- THE PROBLEM
Restate all of the data exactly.
::: RECORD EXCERPTS
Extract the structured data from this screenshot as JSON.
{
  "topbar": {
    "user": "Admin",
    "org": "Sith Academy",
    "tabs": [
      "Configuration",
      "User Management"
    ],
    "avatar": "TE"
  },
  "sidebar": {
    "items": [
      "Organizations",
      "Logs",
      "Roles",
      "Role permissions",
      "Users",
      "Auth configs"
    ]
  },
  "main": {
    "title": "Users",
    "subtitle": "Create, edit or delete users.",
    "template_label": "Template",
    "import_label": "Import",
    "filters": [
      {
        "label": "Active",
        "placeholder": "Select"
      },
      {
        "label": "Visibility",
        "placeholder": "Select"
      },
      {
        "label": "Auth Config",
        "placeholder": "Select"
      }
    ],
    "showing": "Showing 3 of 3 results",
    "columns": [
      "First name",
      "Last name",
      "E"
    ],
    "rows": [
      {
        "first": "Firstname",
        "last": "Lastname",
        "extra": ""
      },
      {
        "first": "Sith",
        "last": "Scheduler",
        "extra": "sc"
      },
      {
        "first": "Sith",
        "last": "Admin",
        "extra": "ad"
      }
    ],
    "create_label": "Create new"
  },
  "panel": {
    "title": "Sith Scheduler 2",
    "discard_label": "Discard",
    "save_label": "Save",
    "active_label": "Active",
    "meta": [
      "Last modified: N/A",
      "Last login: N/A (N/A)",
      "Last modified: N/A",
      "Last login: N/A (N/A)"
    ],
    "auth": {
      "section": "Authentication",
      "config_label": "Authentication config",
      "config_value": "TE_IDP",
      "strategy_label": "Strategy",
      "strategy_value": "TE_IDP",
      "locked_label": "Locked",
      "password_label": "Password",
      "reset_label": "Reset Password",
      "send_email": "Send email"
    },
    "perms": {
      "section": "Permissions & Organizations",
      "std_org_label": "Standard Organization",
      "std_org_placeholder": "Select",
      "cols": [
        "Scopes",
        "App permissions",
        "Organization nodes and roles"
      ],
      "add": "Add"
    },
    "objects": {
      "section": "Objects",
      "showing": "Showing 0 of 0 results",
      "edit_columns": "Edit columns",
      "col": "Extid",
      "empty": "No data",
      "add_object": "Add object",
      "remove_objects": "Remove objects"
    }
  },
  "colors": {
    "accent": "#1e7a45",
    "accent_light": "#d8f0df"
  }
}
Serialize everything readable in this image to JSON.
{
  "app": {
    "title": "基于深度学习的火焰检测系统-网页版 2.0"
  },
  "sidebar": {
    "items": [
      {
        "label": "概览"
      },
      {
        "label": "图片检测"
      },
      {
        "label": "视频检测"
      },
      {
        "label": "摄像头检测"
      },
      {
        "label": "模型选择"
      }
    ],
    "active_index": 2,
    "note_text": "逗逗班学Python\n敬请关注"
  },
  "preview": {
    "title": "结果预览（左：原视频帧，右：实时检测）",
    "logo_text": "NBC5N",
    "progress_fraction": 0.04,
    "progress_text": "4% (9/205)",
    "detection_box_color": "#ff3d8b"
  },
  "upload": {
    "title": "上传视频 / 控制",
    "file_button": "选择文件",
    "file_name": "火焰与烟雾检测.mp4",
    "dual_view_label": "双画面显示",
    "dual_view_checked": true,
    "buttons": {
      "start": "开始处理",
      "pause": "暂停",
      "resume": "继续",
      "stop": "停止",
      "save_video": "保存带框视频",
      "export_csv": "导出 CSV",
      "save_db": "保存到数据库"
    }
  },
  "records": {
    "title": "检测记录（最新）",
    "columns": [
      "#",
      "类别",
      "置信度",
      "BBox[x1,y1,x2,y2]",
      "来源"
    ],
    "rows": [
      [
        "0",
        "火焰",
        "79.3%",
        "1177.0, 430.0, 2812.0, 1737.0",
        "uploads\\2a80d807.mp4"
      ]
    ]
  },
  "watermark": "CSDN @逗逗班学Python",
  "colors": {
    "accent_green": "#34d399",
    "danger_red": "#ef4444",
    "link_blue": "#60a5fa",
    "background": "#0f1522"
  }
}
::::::
- EXERCISE SOLUTION
Extract the structured data from this screenshot as JSON.
{
  "topbar": {
    "user": "Admin",
    "org": "Sith Academy",
    "tabs": [
      "Configuration",
      "User Management"
    ],
    "avatar": "TE"
  },
  "sidebar": {
    "items": [
      "Organizations",
      "Logs",
      "Roles",
      "Role permissions",
      "Users",
      "Auth configs"
    ]
  },
  "main": {
    "title": "Users",
    "subtitle": "Create, edit or delete users.",
    "template_label": "Template",
    "import_label": "Import",
    "filters": [
      {
        "label": "Active",
        "placeholder": "Select"
      },
      {
        "label": "Visibility",
        "placeholder": "Select"
      },
      {
        "label": "Auth Config",
        "placeholder": "Select"
      }
    ],
    "showing": "Showing 3 of 3 results",
    "columns": [
      "First name",
      "Last name",
      "E"
    ],
    "rows": [
      {
        "first": "Firstname",
        "last": "Lastname",
        "extra": ""
      },
      {
        "first": "Sith",
        "last": "Scheduler",
        "extra": "sc"
      },
      {
        "first": "Sith",
        "last": "Admin",
        "extra": "ad"
      }
    ],
    "create_label": "Create new"
  },
  "panel": {
    "title": "Sith Scheduler 2",
    "discard_label": "Discard",
    "save_label": "Save",
    "active_label": "Active",
    "meta": [
      "Last modified: N/A",
      "Last login: N/A (N/A)",
      "Last modified: N/A",
      "Last login: N/A (N/A)"
    ],
    "auth": {
      "section": "Authentication",
      "config_label": "Authentication config",
      "config_value": "TE_IDP",
      "strategy_label": "Strategy",
      "strategy_value": "TE_IDP",
      "locked_label": "Locked",
      "password_label": "Password",
      "reset_label": "Reset Password",
      "send_email": "Send email"
    },
    "perms": {
      "section": "Permissions & Organizations",
      "std_org_label": "Standard Organization",
      "std_org_placeholder": "Select",
      "cols": [
        "Scopes",
        "App permissions",
        "Organization nodes and roles"
      ],
      "add": "Add"
    },
    "objects": {
      "section": "Objects",
      "showing": "Showing 0 of 0 results",
      "edit_columns": "Edit columns",
      "col": "Extid",
      "empty": "No data",
      "add_object": "Add object",
      "remove_objects": "Remove objects"
    }
  },
  "colors": {
    "accent": "#1e7a45",
    "accent_light": "#d8f0df"
  }
}
Serialize everything readable in this image to JSON.
{
  "app": {
    "title": "基于深度学习的火焰检测系统-网页版 2.0"
  },
  "sidebar": {
    "items": [
      {
        "label": "概览"
      },
      {
        "label": "图片检测"
      },
      {
        "label": "视频检测"
      },
      {
        "label": "摄像头检测"
      },
      {
        "label": "模型选择"
      }
    ],
    "active_index": 2,
    "note_text": "逗逗班学Python\n敬请关注"
  },
  "preview": {
    "title": "结果预览（左：原视频帧，右：实时检测）",
    "logo_text": "NBC5N",
    "progress_fraction": 0.04,
    "progress_text": "4% (9/205)",
    "detection_box_color": "#ff3d8b"
  },
  "upload": {
    "title": "上传视频 / 控制",
    "file_button": "选择文件",
    "file_name": "火焰与烟雾检测.mp4",
    "dual_view_label": "双画面显示",
    "dual_view_checked": true,
    "buttons": {
      "start": "开始处理",
      "pause": "暂停",
      "resume": "继续",
      "stop": "停止",
      "save_video": "保存带框视频",
      "export_csv": "导出 CSV",
      "save_db": "保存到数据库"
    }
  },
  "records": {
    "title": "检测记录（最新）",
    "columns": [
      "#",
      "类别",
      "置信度",
      "BBox[x1,y1,x2,y2]",
      "来源"
    ],
    "rows": [
      [
        "0",
        "火焰",
        "79.3%",
        "1177.0, 430.0, 2812.0, 1737.0",
        "uploads\\2a80d807.mp4"
      ]
    ]
  },
  "watermark": "CSDN @逗逗班学Python",
  "colors": {
    "accent_green": "#34d399",
    "danger_red": "#ef4444",
    "link_blue": "#60a5fa",
    "background": "#0f1522"
  }
}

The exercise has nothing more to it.